| What you are asked to do |
Copy all lines of the listing that include the string "icon".

| Available data |
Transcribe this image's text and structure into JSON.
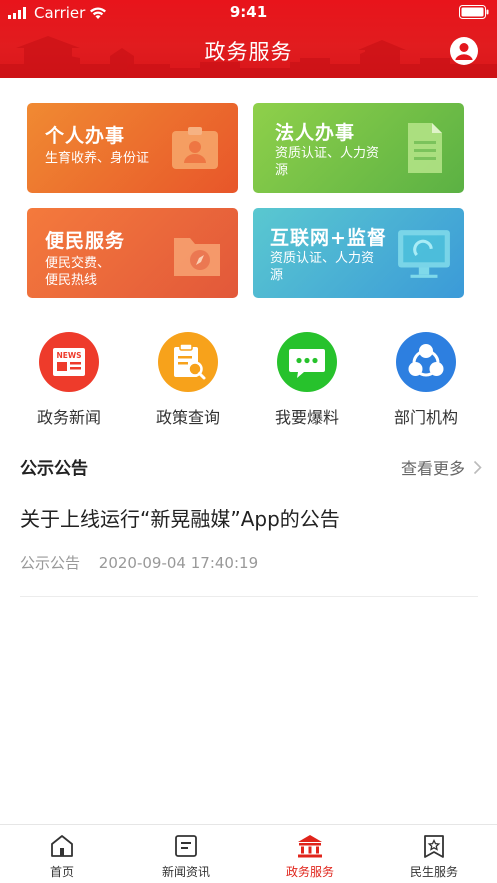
{
  "status_bar": {
    "carrier": "Carrier",
    "time": "9:41"
  },
  "header": {
    "title": "政务服务"
  },
  "service_cards": [
    {
      "title": "个人办事",
      "subtitle": "生育收养、身份证",
      "icon": "id-card-icon",
      "color": "#ec6c2e"
    },
    {
      "title": "法人办事",
      "subtitle": "资质认证、人力资源",
      "icon": "document-icon",
      "color": "#74c148"
    },
    {
      "title": "便民服务",
      "subtitle": "便民交费、便民热线",
      "icon": "folder-compass-icon",
      "color": "#eb6a3b"
    },
    {
      "title": "互联网+监督",
      "subtitle": "资质认证、人力资源",
      "icon": "monitor-icon",
      "color": "#4ab1d4"
    }
  ],
  "quick_links": [
    {
      "label": "政务新闻",
      "icon": "news-icon",
      "color": "#ee3b2b",
      "badge_text": "NEWS"
    },
    {
      "label": "政策查询",
      "icon": "policy-search-icon",
      "color": "#f7a21b"
    },
    {
      "label": "我要爆料",
      "icon": "chat-bubble-icon",
      "color": "#27c22c"
    },
    {
      "label": "部门机构",
      "icon": "organization-icon",
      "color": "#2d7fe0"
    }
  ],
  "notices": {
    "section_title": "公示公告",
    "more_label": "查看更多",
    "items": [
      {
        "title": "关于上线运行“新晃融媒”App的公告",
        "category": "公示公告",
        "datetime": "2020-09-04 17:40:19"
      }
    ]
  },
  "tab_bar": {
    "active": "政务服务",
    "active_color": "#e0241b",
    "items": [
      {
        "label": "首页",
        "icon": "home-icon"
      },
      {
        "label": "新闻资讯",
        "icon": "news-list-icon"
      },
      {
        "label": "政务服务",
        "icon": "government-building-icon"
      },
      {
        "label": "民生服务",
        "icon": "star-bookmark-icon"
      }
    ]
  }
}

| Reply |
      "icon": "id-card-icon",
      "icon": "document-icon",
      "icon": "folder-compass-icon",
      "icon": "monitor-icon",
      "icon": "news-icon",
      "icon": "policy-search-icon",
      "icon": "chat-bubble-icon",
      "icon": "organization-icon",
        "icon": "home-icon"
        "icon": "news-list-icon"
        "icon": "government-building-icon"
        "icon": "star-bookmark-icon"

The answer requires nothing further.